Well, so far no Omicron cases have been identified in the U.S. Now we suspect that they are here and they will be identified very soon. But as of right this second, it doesn't change our day to day activities. Colorado has been on the leading edge of a winter surge. We're seeing lots of other states kind of catch up to where Colorado was in this winter surge, and really increase transmission and increase use of hospital beds all across the upper midwest, other western states, other cold climate states right now. So what we have to do is put all of our efforts into preserving the health care and the hospital capacity that we have in the state of Colorado right now. And let others study the new variant and guide us as we learn more. But our day to day activities right now in Colorado, are really focused on the fact that we've gone into a holiday season while we were already in a very, very high transmission state, and had tremendous pressure on our hospitals. So what we need to be doing as Coloradans is protecting ourselves and protecting our friends and family from the variant that we have
here right now.

One of the tools in the tool belt that Colorado Governor Jared Polis has talked about to help alleviate some of that strain on the health care system is the treatment of monoclonal antibodies.
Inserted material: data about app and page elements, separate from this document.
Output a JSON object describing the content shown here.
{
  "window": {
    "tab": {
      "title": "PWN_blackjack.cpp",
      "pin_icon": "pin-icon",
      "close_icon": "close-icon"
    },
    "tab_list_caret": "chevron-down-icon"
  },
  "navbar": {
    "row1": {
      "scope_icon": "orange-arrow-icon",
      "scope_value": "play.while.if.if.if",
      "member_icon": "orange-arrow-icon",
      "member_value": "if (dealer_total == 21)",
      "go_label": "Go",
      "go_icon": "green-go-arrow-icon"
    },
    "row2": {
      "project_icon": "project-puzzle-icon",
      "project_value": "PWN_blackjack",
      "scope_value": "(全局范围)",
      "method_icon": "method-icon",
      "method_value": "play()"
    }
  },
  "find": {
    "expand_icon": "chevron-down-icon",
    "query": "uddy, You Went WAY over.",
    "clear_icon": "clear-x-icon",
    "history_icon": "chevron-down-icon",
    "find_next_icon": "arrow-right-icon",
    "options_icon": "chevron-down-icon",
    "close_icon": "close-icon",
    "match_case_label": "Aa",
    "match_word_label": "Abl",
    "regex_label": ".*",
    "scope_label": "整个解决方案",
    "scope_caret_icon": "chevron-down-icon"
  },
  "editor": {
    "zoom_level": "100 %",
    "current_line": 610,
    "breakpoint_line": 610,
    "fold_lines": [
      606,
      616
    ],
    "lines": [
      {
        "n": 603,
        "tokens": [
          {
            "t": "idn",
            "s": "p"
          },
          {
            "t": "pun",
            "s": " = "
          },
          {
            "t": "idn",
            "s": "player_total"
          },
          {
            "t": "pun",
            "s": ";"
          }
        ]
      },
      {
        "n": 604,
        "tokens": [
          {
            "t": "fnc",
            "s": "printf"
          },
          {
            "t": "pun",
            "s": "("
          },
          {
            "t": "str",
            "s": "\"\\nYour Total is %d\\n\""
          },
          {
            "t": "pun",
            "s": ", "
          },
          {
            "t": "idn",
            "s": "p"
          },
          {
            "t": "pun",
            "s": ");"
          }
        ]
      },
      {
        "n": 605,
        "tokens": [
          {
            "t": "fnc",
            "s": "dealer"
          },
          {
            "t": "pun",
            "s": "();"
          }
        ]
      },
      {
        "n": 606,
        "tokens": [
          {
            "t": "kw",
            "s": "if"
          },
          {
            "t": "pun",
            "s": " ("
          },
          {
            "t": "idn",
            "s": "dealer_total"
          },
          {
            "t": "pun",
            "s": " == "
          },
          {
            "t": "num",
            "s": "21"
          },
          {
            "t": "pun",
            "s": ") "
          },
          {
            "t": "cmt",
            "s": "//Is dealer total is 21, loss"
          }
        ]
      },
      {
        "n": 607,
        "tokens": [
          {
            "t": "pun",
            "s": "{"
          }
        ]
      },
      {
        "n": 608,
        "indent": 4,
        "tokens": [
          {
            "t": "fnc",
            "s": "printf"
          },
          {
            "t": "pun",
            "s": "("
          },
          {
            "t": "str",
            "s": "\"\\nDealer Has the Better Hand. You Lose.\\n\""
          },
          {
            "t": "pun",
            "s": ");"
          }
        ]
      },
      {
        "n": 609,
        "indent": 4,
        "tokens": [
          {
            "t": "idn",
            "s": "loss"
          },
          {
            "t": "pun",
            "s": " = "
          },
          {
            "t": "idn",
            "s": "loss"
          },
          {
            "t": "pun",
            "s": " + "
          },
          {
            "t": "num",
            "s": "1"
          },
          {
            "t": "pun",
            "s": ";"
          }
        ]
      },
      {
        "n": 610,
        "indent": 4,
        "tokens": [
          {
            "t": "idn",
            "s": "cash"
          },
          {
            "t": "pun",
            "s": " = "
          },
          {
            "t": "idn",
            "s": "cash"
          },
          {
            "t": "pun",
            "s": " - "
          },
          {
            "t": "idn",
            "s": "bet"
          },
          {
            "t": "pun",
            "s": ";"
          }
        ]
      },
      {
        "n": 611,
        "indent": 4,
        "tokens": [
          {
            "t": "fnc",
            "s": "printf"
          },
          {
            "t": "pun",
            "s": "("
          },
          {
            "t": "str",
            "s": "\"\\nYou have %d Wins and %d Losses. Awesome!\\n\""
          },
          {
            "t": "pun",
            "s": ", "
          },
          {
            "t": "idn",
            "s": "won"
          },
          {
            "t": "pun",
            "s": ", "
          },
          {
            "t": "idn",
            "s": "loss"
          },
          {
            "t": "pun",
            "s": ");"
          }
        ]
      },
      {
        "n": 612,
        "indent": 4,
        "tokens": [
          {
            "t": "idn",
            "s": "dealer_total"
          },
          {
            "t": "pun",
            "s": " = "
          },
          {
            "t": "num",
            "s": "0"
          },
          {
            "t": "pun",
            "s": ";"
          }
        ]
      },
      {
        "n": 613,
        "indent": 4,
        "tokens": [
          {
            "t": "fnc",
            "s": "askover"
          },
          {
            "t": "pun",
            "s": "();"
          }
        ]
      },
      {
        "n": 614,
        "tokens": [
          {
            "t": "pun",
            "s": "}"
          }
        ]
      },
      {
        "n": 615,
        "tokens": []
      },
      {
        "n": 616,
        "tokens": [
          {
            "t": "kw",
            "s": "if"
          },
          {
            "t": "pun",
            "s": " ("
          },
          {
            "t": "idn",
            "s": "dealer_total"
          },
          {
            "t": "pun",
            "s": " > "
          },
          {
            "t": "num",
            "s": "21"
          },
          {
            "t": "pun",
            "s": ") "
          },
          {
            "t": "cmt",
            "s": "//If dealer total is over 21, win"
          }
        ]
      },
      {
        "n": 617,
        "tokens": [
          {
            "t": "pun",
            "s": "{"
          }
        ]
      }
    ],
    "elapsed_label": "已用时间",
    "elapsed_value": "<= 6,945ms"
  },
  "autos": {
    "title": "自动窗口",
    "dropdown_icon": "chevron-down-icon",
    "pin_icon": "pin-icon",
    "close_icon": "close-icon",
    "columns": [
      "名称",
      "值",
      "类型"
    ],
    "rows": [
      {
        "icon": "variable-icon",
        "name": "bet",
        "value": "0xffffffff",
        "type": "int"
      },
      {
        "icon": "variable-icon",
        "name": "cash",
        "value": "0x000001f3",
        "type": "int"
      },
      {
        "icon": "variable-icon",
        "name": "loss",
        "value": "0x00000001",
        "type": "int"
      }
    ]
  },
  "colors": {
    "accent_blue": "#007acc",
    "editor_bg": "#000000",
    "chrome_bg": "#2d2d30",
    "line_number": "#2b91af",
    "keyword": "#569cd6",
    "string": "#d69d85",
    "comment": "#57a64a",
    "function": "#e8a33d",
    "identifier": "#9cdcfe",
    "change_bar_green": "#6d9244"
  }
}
And moreover, pushing that off to mobile units. Is that something that we're going to be seeing
here in southwest Colorado?

As a matter of fact, the state has sent down here to Durango, a monoclonal antibody treatment mobile unit in the form of a bus. The bus is at La Plata County Fairgrounds right now. So the big change in the last couple of days is that the state of Colorado has created an opportunity for people to self refer and self schedule at the bus if they test positive for COVID-19 right now. So if you test positive and you are at high risk for severe illness, so meaning that you are of an advanced age over the age of 65. If you have a pre-existing condition, if you're overweight or obese, you can get on the state website and make yourself an appointment. And we highly recommend that you get in and take advantage of this excellent resource that the state has staged down here in our community. Monoclonal antibodies are not a substitution for a vaccine. The best thing that you can do to protect your health and the health of those around you is get vaccinated. What we are seeing here and what we're seeing consistently in our region, is that upwards of 90% of the people in the hospital are not vaccinated, so get yourself vaccinated. But if you do test positive, please do take advantage of the monoclonal antibodies. It is an excellent step to keeping you from needing hospital care.